■ TRY IT
Print the data that follows again, keeping every line exact.

[Stored items from a collection]
────────────────────────────────────────
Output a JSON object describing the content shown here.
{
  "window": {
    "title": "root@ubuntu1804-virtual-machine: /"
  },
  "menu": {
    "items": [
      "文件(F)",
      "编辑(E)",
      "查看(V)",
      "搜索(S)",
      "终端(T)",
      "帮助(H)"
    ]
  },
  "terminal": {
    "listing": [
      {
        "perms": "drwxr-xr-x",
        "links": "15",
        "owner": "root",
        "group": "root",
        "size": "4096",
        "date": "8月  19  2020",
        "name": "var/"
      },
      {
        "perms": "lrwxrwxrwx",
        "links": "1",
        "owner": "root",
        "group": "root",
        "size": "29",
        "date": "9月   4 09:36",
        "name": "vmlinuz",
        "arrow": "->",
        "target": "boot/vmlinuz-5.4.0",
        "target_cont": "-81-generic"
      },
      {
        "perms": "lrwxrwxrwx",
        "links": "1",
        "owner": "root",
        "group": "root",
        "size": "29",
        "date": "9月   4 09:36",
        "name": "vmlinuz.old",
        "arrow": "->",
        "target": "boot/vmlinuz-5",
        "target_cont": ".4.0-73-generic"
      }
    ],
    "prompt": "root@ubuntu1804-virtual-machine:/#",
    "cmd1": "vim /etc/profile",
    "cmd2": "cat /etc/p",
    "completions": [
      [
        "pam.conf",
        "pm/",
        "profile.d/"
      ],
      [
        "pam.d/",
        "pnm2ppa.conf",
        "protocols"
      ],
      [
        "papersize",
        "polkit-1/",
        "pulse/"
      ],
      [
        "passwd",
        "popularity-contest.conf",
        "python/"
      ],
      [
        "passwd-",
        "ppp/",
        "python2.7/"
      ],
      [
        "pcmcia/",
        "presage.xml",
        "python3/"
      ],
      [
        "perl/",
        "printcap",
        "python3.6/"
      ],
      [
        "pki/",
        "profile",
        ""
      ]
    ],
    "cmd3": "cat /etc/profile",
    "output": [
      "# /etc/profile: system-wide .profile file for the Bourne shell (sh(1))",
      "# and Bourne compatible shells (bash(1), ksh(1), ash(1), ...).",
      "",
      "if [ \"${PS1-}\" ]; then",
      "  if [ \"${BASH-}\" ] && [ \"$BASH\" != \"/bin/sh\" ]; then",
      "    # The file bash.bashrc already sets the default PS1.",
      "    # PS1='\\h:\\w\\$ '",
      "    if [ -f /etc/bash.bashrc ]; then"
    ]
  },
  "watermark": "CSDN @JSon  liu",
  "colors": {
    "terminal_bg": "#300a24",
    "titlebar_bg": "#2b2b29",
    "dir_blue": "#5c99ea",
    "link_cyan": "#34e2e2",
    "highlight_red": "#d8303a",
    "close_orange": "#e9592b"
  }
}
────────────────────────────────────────
■ OUTPUT BELOW
Output a JSON object describing the content shown here.
{
  "window": {
    "title": "root@ubuntu1804-virtual-machine: /"
  },
  "menu": {
    "items": [
      "文件(F)",
      "编辑(E)",
      "查看(V)",
      "搜索(S)",
      "终端(T)",
      "帮助(H)"
    ]
  },
  "terminal": {
    "listing": [
      {
        "perms": "drwxr-xr-x",
        "links": "15",
        "owner": "root",
        "group": "root",
        "size": "4096",
        "date": "8月  19  2020",
        "name": "var/"
      },
      {
        "perms": "lrwxrwxrwx",
        "links": "1",
        "owner": "root",
        "group": "root",
        "size": "29",
        "date": "9月   4 09:36",
        "name": "vmlinuz",
        "arrow": "->",
        "target": "boot/vmlinuz-5.4.0",
        "target_cont": "-81-generic"
      },
      {
        "perms": "lrwxrwxrwx",
        "links": "1",
        "owner": "root",
        "group": "root",
        "size": "29",
        "date": "9月   4 09:36",
        "name": "vmlinuz.old",
        "arrow": "->",
        "target": "boot/vmlinuz-5",
        "target_cont": ".4.0-73-generic"
      }
    ],
    "prompt": "root@ubuntu1804-virtual-machine:/#",
    "cmd1": "vim /etc/profile",
    "cmd2": "cat /etc/p",
    "completions": [
      [
        "pam.conf",
        "pm/",
        "profile.d/"
      ],
      [
        "pam.d/",
        "pnm2ppa.conf",
        "protocols"
      ],
      [
        "papersize",
        "polkit-1/",
        "pulse/"
      ],
      [
        "passwd",
        "popularity-contest.conf",
        "python/"
      ],
      [
        "passwd-",
        "ppp/",
        "python2.7/"
      ],
      [
        "pcmcia/",
        "presage.xml",
        "python3/"
      ],
      [
        "perl/",
        "printcap",
        "python3.6/"
      ],
      [
        "pki/",
        "profile",
        ""
      ]
    ],
    "cmd3": "cat /etc/profile",
    "output": [
      "# /etc/profile: system-wide .profile file for the Bourne shell (sh(1))",
      "# and Bourne compatible shells (bash(1), ksh(1), ash(1), ...).",
      "",
      "if [ \"${PS1-}\" ]; then",
      "  if [ \"${BASH-}\" ] && [ \"$BASH\" != \"/bin/sh\" ]; then",
      "    # The file bash.bashrc already sets the default PS1.",
      "    # PS1='\\h:\\w\\$ '",
      "    if [ -f /etc/bash.bashrc ]; then"
    ]
  },
  "watermark": "CSDN @JSon  liu",
  "colors": {
    "terminal_bg": "#300a24",
    "titlebar_bg": "#2b2b29",
    "dir_blue": "#5c99ea",
    "link_cyan": "#34e2e2",
    "highlight_red": "#d8303a",
    "close_orange": "#e9592b"
  }
}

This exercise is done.